The sight of a swallow-tailed kite is unforgettable: a black-and-white raptor (bird of prey) with a deeply forked tail soaring through the summer sky.
After spending the fall and winter in South America, kites arrive in Florida in early March to breed. They build nests of small sticks woven with Spanish moss, preferably in tall cypress and pine. These trees emerge from a canopy of prey-rich woodlands, like those of swamps and savannas. Highly social for a raptor, they nest in loose colonies and often forage in small flocks.
Although the historic range of swallow-tailed kites extended up the Mississippi River drainage as far as Minnesota, populations had plummeted by the early 1900's. Today, kites occur mostly in Florida, although they may be found in six other southeastern states. Their greatest threat is habitat destruction; in south Florida, they are often forced to nest in flimsy Australian pines. Wind often causes nests to fail.
Part of what awes you is the bird's aerial grace as it swoops and twists over the trees "hawking" insects.

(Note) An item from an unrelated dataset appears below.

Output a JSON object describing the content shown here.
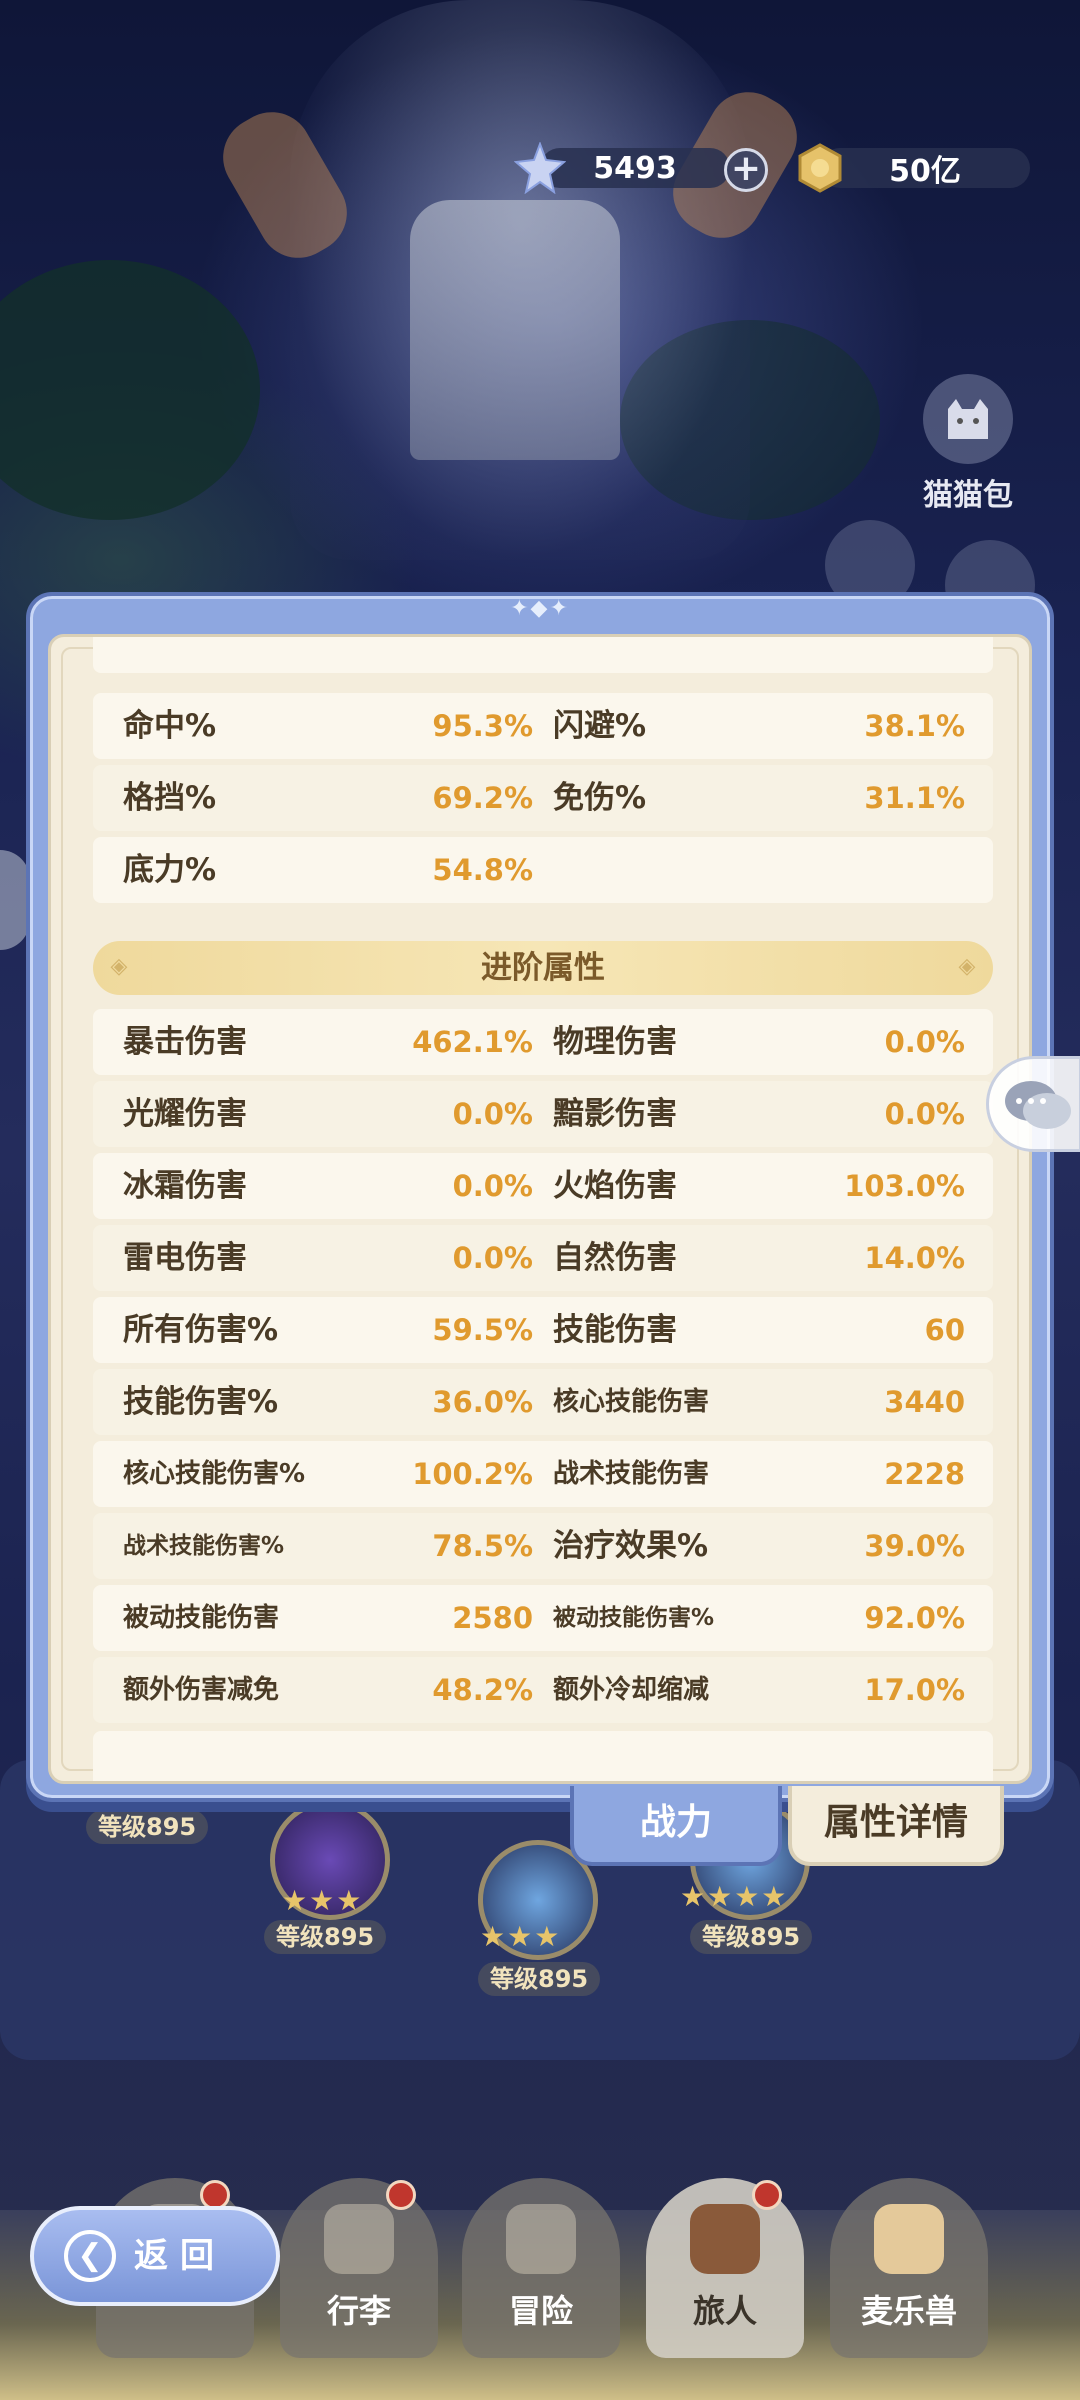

The kites eat all kinds of insects and small animals, including frogs, anoles and snakes. By early July, they begin to gather in large communal roosts for the migration back to South America. The future of swallow-tailed kites depends on protection of lowland forests throughout their breeding range.